That’s one way of avoiding the need to use up as much fresh water as you’d need if you relied only on replacing the water to get rid of the nitrate.

I’ll save the sulfur and phosphorous parts for another day. Meanwhile, I think the next podcast or two will deal with MRSA, since it’s been in the news so much lately. I normally find the neglected non-medical microbiology more interesting, but the biochemistry and genetics involved with Methicillin Resistant Staphylococcus Aureus (not to mention S. aureus itself) is pretty interesting, and I find the media discussions of it unsatisfying.

Stay tuned…

#1 on Google!

Over on’s The World’s Fair, the author has started an amusing meme.

It goes like this: the challenge is to find 5 sets of search terms for which your own blog or site is the #1 hit on a Google search. Note that it is acceptable to quote specific phrases but of course it’s more impressive if you don’t. Here are 8 that (as I type this) for which this blog is the #1 hit (links go to the blog address that is the hit):

There was at least one other which I’m having trouble remembering at the moment.
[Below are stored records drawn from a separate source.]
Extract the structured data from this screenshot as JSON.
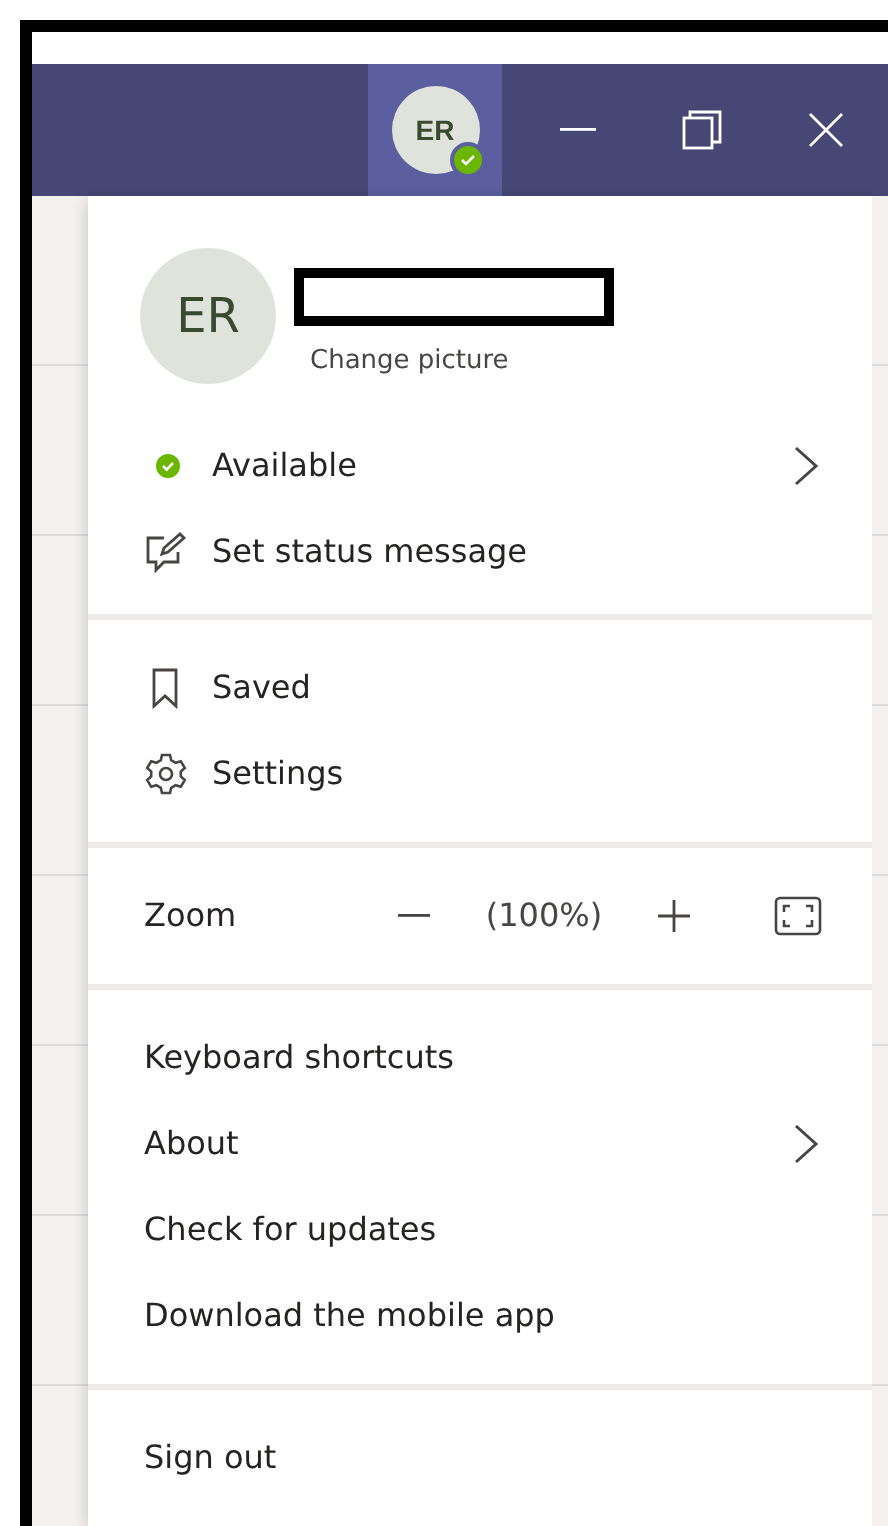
{
  "title_bar": {
    "avatar": {
      "initials": "ER"
    }
  },
  "profile": {
    "initials": "ER",
    "change_picture": "Change picture"
  },
  "sections": [
    {
      "items": [
        {
          "kind": "status",
          "label": "Available",
          "has_submenu": true
        },
        {
          "kind": "compose",
          "label": "Set status message",
          "has_submenu": false
        }
      ]
    },
    {
      "items": [
        {
          "kind": "bookmark",
          "label": "Saved",
          "has_submenu": false
        },
        {
          "kind": "gear",
          "label": "Settings",
          "has_submenu": false
        }
      ]
    },
    {
      "items": [
        {
          "kind": "zoom",
          "label": "Zoom",
          "value": "(100%)"
        }
      ]
    },
    {
      "items": [
        {
          "kind": "plain",
          "label": "Keyboard shortcuts",
          "has_submenu": false
        },
        {
          "kind": "plain",
          "label": "About",
          "has_submenu": true
        },
        {
          "kind": "plain",
          "label": "Check for updates",
          "has_submenu": false
        },
        {
          "kind": "plain",
          "label": "Download the mobile app",
          "has_submenu": false
        }
      ]
    },
    {
      "items": [
        {
          "kind": "plain",
          "label": "Sign out",
          "has_submenu": false
        }
      ]
    }
  ]
}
Perhaps I’ll update later if I remember what it was.

Microbial Fuel Cell netcast…

It’s only my first attempt at anything like this, so constructive comments are welcome…

(Hopefully you can see the embedded audio player here…)For those of you just tuning in, this is a 90-second explanation of Why Microbial Fuel Cells work. A longer (though still simple) explanation can be found at a slightly older post here.[Update: this was featured in the November 6, 2007 broadcast! Hooray, I can now claim to be an international “radio personality”!]Presuming hosting this file doesn’t kill my bandwidth, I’ll leave it up here. BelowAbove, you should see an embedded flash player (assuming you have Macromedia® Flash® player installed) which you should be able to click on to start the audio. I’ll also place a direct download link below. It should be noted that like everything else on this blog (unless otherwise specified), this audio is also available under the Creative Commons non-commercial/attribution/share-alike license, so as long as you have no problem with the terms of that license you are welcome to copy, redistribute, put up on bittorrent, host a public performance, turn into an interpretative dance art project, or whatever else you might want to do with it so long as you give me credit for it, don’t use it for commercial purposes, and distribute any derivative works of it under the same terms.
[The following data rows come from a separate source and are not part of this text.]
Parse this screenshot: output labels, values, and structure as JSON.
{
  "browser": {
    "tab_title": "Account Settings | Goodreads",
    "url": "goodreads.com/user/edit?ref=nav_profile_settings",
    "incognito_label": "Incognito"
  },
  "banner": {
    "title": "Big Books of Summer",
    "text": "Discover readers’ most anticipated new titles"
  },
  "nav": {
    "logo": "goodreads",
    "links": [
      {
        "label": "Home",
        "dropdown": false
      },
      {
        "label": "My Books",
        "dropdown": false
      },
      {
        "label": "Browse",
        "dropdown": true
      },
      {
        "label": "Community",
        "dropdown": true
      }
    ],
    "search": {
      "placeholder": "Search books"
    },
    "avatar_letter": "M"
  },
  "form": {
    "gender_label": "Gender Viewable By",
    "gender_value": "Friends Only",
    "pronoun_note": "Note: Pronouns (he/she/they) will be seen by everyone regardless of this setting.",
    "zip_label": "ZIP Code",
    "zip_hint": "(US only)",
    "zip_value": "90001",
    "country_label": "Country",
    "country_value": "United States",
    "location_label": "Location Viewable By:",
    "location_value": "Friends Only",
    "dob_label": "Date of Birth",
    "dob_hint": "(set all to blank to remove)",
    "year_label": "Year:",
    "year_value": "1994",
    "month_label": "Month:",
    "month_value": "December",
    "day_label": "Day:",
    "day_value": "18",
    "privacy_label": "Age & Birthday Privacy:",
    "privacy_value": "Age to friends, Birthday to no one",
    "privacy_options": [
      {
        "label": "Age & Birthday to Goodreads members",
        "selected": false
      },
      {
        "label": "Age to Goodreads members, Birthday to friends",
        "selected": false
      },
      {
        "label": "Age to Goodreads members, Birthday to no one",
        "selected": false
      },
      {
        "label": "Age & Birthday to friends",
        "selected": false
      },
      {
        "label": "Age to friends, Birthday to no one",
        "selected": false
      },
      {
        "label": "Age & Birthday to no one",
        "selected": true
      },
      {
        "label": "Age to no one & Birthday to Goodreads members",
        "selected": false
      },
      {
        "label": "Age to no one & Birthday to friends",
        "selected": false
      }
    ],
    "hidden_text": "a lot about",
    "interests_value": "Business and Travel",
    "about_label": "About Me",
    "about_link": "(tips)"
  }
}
You can download the audio directly from here – right-click on the link and select “save link as…”. Ogg Vorbis format available on request…